Cook has also averaged 17.2 touches per game over his first two seasons, and that seems like a reasonable expectation for the sort of workload he’ll have this year. The Vikings don’t have anyone who’s going to threaten Cook’s supremacy in this backfield, and Zimmer is hell-bent on establishing the run.

Kubiak’s zone running scheme should suit Cook’s game. Hell, it’s suited a lot of running backs over the years. Here’s an interesting nugget that Scott Smith (@SSmithFF) dug up for the Ultimate Draft Kit: In 22 seasons as either a coordinator or head coach, Kubiak’s lead RB has averaged 1,124 rushing yards, 256 receiving yards and 10.5 touchdowns.

Cook’s ADP is RB10, and I think that reflects some general skittishness over his recent injuries. I understand the concern, but the combination of talent and role should make Cook an early target. I have him ranked RB7 and have been scooping him up late in the first round or early in the second.

The other backs vying for roles are rookie Alexander Mattison and veterans Mike Boone and Ameer Abdullah. Mattison, a third-round draft pick, isn’t especially athletic but was an affective workhorse at Boise State who ran 302 times for 1,415 yards and 17 TDs in his final college season. I’m mildly interested in him as the probable No. 2 in this backfield and as a hedge against a Cook injury. Boone is faster and more athletic than Mattison but has a lesser pedigree as an undrafted free agent from Cincinnati entering his second year. Abdullah was a college star at Nebraska who hasn’t ever panned out in the NFL but still flashes a little bit of magic from time to time, usually in the preseason.

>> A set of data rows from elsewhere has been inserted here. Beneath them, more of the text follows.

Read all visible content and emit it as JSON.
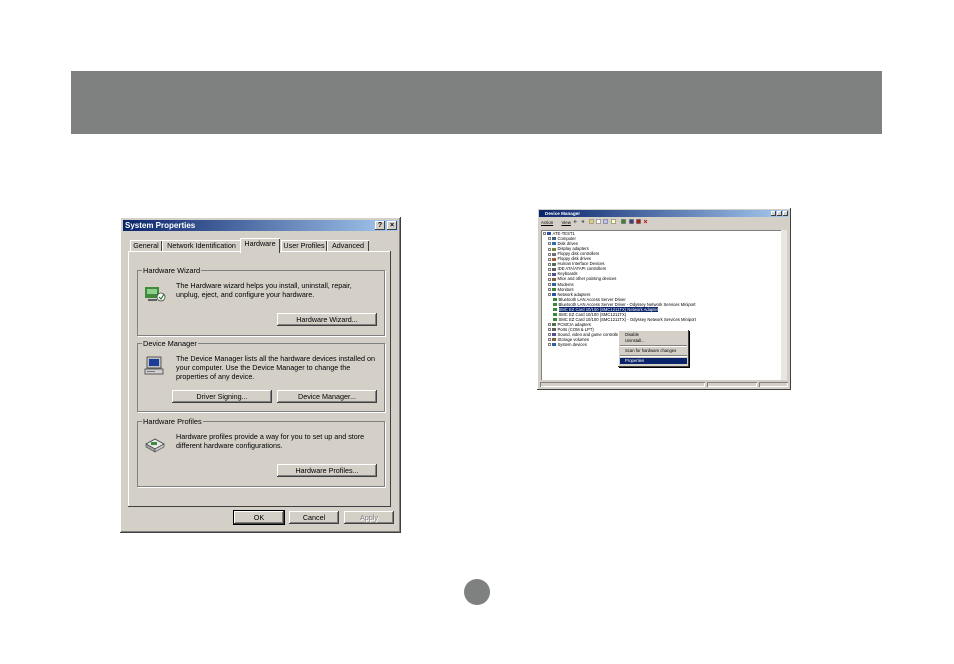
{
  "system_properties": {
    "title": "System Properties",
    "help_btn": "?",
    "close_btn": "×",
    "tabs": [
      "General",
      "Network Identification",
      "Hardware",
      "User Profiles",
      "Advanced"
    ],
    "active_tab": "Hardware",
    "hardware_wizard": {
      "label": "Hardware Wizard",
      "text": "The Hardware wizard helps you install, uninstall, repair, unplug, eject, and configure your hardware.",
      "button": "Hardware Wizard..."
    },
    "device_manager": {
      "label": "Device Manager",
      "text": "The Device Manager lists all the hardware devices installed on your computer. Use the Device Manager to change the properties of any device.",
      "driver_signing_button": "Driver Signing...",
      "device_manager_button": "Device Manager..."
    },
    "hardware_profiles": {
      "label": "Hardware Profiles",
      "text": "Hardware profiles provide a way for you to set up and store different hardware configurations.",
      "button": "Hardware Profiles..."
    },
    "ok": "OK",
    "cancel": "Cancel",
    "apply": "Apply"
  },
  "device_manager_window": {
    "title": "Device Manager",
    "menu": [
      "Action",
      "View"
    ],
    "tree": [
      {
        "label": "ATE-TEST1",
        "level": 0,
        "expanded": true
      },
      {
        "label": "Computer",
        "level": 1
      },
      {
        "label": "Disk drives",
        "level": 1
      },
      {
        "label": "Display adapters",
        "level": 1
      },
      {
        "label": "Floppy disk controllers",
        "level": 1
      },
      {
        "label": "Floppy disk drives",
        "level": 1
      },
      {
        "label": "Human Interface Devices",
        "level": 1
      },
      {
        "label": "IDE ATA/ATAPI controllers",
        "level": 1
      },
      {
        "label": "Keyboards",
        "level": 1
      },
      {
        "label": "Mice and other pointing devices",
        "level": 1
      },
      {
        "label": "Modems",
        "level": 1
      },
      {
        "label": "Monitors",
        "level": 1
      },
      {
        "label": "Network adapters",
        "level": 1,
        "expanded": true
      },
      {
        "label": "Bluetooth LAN Access Server Driver",
        "level": 2
      },
      {
        "label": "Bluetooth LAN Access Server Driver - Odyssey Network Services Miniport",
        "level": 2
      },
      {
        "label": "SMC EZ Card 10/100 (SMC1211TX) Network Adapter",
        "level": 2,
        "selected": true
      },
      {
        "label": "SMC EZ Card 10/100 (SMC1211TX)",
        "level": 2
      },
      {
        "label": "SMC EZ Card 10/100 (SMC1211TX) - Odyssey Network Services Miniport",
        "level": 2
      },
      {
        "label": "PCMCIA adapters",
        "level": 1
      },
      {
        "label": "Ports (COM & LPT)",
        "level": 1
      },
      {
        "label": "Sound, video and game controllers",
        "level": 1
      },
      {
        "label": "Storage volumes",
        "level": 1
      },
      {
        "label": "System devices",
        "level": 1
      }
    ],
    "context_menu": [
      "Disable",
      "Uninstall...",
      "Scan for hardware changes",
      "Properties"
    ]
  },
  "colors": {
    "banner": "#7f8080",
    "dialog_face": "#d4d0c8",
    "titlebar_start": "#0a246a",
    "titlebar_end": "#a6caf0"
  }
}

Kirk CousinsQB23QB18QB19You like that?
Dalvin CookRB7RB10RB10Worth it
Alexander MattisonRB58RB63RB55Mildly interesting
Adam ThielenWR15WR13WR11Fade
Stefon DiggsWR17WR14WR14Fade
Kyle RudolphTE22TE17TE16No thanks

ADP = Average Draft Position  ECR = Expert Consensus Ranking  (based on half-PPR scoring)